So, I’m thinking Fall…
Welcome, misty-mornings, colorful leaves, pumpkin spice coffee, homemade donuts
(my mind goes into the fetal position if I decide instead that my babies have grown)
Other than the wardrobe issues, I’ve been so excited to see Autumn arriving once again.
This is my absolute favorite time to ride.
In Upstate New York, that dazzling New England Fall foliage… when the sun is shining, there’s just no place I’d rather be than riding my horse in the middle of the woods with the bright leaves rustling all around me.
Great food, amazingly beautiful scenery, oh and hello Sweaters and Boots, I’ve missed you!
So, everything should be coming up candy apples and pumpkin seeds, right?
Because of one big Fall-happiness-evaporator….
and the guy responsible for bursting my Autumn-revelry-bubble is….
Mr. Hunting Season.
When your main equestrian activity is trail-riding, hunting season can present a sticky-wicket. Researching this article turned up numerous forums with quite firm opinions in the form of
Hunter vs Rider.
I feel bad for any group that gets shoved into a “category” just because a few of its members are lu-lu-birds. People usually see things the clearest within the limited view of their own perspectives, and that goes both ways…but most of us forget that when we’re passionate about something.
A Hunter Must Hunt
And as he waits all year for these few short weeks (or months depending on where you live) many hunters argue that riders should be grateful to enjoy the land for the whole rest of the year and just leave the hopeful marksmen be during the season.
For my part, I don’t venture into the woods then, but I’ve always been a “better safe than sorry” kinda gal.

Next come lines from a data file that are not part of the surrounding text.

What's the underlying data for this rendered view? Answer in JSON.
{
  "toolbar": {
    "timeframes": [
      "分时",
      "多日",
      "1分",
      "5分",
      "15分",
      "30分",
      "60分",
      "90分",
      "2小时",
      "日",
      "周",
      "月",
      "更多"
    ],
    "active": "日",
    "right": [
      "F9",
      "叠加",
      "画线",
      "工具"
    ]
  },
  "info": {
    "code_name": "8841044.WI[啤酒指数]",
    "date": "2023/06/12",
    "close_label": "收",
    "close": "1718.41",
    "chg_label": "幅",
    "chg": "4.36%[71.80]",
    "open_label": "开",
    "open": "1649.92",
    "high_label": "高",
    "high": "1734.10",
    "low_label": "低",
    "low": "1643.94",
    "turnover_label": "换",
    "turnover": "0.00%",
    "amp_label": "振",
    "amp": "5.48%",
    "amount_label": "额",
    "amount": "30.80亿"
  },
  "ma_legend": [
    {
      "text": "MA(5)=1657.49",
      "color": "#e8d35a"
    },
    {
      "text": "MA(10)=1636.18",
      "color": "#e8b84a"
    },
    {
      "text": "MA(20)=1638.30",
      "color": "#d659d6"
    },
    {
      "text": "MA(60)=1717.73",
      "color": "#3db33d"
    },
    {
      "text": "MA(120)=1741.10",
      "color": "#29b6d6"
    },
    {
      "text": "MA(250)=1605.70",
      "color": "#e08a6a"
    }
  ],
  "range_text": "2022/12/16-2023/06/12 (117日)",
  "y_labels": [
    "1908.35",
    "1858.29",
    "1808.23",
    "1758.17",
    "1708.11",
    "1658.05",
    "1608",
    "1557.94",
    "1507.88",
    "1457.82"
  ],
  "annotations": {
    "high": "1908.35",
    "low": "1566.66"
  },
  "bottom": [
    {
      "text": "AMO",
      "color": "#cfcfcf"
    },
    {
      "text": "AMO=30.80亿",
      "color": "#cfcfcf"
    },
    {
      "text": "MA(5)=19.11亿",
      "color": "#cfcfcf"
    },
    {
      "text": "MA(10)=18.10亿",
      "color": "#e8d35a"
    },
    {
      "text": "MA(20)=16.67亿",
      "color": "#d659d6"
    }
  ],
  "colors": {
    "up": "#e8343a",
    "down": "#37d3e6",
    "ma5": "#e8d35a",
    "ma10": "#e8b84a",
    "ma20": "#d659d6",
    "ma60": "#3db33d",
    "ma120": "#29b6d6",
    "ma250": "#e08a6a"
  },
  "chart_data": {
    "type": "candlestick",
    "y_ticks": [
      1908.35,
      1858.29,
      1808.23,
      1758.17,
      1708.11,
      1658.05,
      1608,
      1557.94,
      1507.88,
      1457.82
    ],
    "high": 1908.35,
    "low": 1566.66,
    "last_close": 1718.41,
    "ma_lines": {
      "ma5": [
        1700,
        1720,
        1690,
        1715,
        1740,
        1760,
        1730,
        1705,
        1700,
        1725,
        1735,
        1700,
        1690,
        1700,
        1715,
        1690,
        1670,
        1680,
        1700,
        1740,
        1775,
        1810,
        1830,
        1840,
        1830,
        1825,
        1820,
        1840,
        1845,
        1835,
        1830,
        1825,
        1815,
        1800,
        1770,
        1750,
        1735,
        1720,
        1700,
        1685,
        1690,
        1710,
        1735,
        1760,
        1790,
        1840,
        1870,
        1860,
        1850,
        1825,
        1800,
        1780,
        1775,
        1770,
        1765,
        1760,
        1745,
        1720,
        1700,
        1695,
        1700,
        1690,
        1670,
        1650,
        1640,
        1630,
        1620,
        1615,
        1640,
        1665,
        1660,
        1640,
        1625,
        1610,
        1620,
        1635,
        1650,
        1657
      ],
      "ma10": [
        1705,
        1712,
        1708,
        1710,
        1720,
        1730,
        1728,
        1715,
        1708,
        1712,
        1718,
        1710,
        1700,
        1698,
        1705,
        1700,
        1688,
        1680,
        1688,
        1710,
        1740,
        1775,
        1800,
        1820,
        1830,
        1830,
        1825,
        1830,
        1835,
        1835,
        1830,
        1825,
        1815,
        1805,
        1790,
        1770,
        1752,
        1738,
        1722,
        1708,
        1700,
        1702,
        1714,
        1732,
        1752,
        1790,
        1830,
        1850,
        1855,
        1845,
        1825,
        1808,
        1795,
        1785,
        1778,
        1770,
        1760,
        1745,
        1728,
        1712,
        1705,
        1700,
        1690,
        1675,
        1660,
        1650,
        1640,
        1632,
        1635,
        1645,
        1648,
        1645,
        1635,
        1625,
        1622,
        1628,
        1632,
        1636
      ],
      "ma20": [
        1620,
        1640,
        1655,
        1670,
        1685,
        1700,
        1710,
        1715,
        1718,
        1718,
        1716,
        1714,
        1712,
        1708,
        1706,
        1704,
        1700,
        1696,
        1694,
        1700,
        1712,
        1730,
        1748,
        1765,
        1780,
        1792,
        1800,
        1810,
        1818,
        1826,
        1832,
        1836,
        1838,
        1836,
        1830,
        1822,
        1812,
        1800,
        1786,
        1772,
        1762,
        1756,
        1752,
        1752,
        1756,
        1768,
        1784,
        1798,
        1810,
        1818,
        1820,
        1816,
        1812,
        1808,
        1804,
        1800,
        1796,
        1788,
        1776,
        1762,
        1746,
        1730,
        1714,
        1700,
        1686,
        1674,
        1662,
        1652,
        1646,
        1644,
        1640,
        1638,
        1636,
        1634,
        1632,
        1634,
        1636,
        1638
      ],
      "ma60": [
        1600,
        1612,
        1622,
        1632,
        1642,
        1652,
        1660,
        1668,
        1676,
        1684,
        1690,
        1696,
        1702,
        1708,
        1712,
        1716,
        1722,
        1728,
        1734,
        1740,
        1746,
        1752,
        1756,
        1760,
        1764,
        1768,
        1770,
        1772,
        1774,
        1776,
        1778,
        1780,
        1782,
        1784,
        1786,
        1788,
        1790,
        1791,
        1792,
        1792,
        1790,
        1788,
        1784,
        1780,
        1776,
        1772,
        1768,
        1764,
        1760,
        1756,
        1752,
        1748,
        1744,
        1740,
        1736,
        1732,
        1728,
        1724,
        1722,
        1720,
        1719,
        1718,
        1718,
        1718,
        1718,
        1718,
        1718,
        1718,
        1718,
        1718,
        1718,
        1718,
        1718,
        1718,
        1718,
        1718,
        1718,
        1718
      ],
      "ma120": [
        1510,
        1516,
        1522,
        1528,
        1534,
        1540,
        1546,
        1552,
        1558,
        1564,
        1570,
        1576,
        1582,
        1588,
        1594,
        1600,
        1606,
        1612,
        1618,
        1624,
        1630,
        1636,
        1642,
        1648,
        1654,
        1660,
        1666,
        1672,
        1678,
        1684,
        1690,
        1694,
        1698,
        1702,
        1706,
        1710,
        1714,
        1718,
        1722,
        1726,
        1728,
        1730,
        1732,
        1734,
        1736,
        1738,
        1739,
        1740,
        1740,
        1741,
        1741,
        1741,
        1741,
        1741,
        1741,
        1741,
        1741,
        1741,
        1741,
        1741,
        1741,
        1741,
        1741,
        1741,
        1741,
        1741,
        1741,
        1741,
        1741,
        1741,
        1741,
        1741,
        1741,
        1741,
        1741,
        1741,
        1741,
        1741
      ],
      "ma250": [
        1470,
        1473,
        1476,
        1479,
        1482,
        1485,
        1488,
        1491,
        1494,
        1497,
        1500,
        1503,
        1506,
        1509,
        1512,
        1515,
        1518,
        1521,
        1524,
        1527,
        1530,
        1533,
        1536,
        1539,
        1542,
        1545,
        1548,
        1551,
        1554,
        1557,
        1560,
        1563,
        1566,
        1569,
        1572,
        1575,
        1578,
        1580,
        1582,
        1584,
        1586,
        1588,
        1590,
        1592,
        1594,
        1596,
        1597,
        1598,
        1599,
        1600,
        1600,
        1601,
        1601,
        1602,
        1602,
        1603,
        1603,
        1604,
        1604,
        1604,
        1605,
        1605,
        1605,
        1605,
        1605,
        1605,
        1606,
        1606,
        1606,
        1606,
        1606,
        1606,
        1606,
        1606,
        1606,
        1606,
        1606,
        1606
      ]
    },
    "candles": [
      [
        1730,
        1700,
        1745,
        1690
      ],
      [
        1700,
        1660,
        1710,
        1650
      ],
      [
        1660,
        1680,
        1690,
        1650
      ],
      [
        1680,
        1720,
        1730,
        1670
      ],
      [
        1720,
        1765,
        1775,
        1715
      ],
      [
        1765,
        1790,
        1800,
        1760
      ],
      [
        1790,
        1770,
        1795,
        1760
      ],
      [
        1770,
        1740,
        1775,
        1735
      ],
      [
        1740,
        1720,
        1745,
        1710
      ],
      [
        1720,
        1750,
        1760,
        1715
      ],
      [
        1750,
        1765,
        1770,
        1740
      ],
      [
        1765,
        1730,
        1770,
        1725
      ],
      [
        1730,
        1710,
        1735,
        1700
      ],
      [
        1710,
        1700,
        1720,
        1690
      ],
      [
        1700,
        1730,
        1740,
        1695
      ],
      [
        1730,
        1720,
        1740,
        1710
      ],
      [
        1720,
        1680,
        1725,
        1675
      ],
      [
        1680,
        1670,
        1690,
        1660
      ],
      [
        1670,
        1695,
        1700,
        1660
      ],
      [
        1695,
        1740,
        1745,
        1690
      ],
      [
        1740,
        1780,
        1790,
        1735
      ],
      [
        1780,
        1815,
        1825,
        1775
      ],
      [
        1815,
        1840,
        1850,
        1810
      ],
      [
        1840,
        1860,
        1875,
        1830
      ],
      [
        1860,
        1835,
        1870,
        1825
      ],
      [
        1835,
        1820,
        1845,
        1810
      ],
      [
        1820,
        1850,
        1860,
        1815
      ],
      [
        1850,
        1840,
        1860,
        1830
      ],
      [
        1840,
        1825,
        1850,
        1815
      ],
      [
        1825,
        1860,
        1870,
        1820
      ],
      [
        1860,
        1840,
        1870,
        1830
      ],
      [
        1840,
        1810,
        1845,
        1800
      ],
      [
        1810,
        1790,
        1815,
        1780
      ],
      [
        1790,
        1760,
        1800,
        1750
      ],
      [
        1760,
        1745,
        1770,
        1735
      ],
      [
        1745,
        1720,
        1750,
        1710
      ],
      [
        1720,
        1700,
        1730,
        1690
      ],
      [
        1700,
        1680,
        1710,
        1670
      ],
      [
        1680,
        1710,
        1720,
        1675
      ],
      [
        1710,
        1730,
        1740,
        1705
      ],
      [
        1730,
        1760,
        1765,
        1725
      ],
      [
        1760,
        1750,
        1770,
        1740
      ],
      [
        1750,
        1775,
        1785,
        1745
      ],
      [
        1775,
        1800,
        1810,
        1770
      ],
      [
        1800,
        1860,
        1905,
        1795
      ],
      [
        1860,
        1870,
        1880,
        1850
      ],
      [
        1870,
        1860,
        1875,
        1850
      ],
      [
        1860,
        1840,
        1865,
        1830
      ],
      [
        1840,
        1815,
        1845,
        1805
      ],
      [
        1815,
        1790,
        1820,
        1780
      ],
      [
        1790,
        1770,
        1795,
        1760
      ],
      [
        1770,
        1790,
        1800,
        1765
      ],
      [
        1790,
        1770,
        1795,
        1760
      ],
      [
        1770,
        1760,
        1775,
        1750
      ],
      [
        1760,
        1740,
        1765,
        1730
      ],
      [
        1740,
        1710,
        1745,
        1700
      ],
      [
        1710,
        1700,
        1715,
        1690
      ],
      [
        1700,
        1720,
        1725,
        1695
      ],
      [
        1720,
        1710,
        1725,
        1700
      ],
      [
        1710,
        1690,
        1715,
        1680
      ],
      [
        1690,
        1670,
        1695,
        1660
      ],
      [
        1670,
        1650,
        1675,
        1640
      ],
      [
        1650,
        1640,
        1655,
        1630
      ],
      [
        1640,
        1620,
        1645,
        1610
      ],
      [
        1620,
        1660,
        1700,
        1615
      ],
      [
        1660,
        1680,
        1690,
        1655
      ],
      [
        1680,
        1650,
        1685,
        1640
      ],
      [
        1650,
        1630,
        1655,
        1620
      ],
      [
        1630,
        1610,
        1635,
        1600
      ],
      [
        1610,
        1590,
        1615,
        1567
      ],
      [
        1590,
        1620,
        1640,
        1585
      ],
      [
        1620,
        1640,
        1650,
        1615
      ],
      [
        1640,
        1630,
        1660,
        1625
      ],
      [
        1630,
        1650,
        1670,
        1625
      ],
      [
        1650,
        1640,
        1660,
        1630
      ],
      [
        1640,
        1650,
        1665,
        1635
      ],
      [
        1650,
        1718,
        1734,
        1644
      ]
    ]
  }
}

And so the long, loooooong hunting season in Upstate New York ensures that my horse is super clean, my tack is super clean, my barn is super clean, the consumption of many apples (and donuts, to balance out all that health) and a dreary wait.
It’s a bummer but I’m used to it, and I’ll survive till post season. Some of you have competitions you’re training for, or just don’t want to sacrifice that much time off the trails.
And there’s a few things I’m sure you do to remain safe while sharing the woods
with eager hunters and startled deer…
Like the clipping of bells onto your tack.
They serve the dual purpose of alerting hunters to your presence as well as getting you in the mood for Christmas, which is good, since that bad-boy’s right around the corner!
Then there are the many options of reflective wear,
halters, helmet covers, rump sheets, and lots more.
Whether hunters mind you trotting through the woods- perhaps scaring his quarry- depends on the hunter, but it goes without saying that should you encounter one, (a hunter, not a deer… bless his heart) a quiet, polite nod or greeting is the best option as you ride along.
We tend to get grumpy about those Bambi killers taking over “our trails…” BUT
without them, our federally protected and maintained state forests, lands, and wildlife would disappear.
And here’s why:
“Hunters pay a truckload of special excise taxes. The Wildlife Restoration Fund under the Pittman-Robertson legislation collects these excise taxes on certain hunting equipment and apportions them to state natural resource agencies for conservation and education, which includes habitat restoration, shooting ranges, wildlife research and more. Annually, this program delivers more than $481 million to the states and territories of the United States, with more than $292 million of it for sport fish restoration and more than $188 million of it for wildlife restoration.”
IAFWA President Brent Manning, says,
“It takes money to conserve and restore habitat and wildlife…
Sportsmen are the single largest source of conservation revenues.”
Hunting season for the avid trail rider usually represents a frustrating lack of saddle time. Trust me, I know! But looking at it from their perspective, and realizing the HUGE economic impact they have on wildlife and land conservation, I find I’ve a better attitude towards hunters this year.
Is every hunter a kind, responsible sportsman? I think not. But I know plenty of not-so-kind equestrians too.
I hope this year more riders and hunters can just appreciate that each is pursuing his own passions
-give deference where it’s due- and enjoy successful outings,
or up a tree, searching for that buck of legends.
Here’s a few links to some high visibility gear you may want to check out if you’ll be sharing the trails this hunting season:
***I recieve NO compensation for sharing these products, nor do I have any personal experience using them. I’m not endorsing quality or function, I just thought it might be nice to have a list handy for those interested in adding some high-visibility items to their wardrobe or tack chest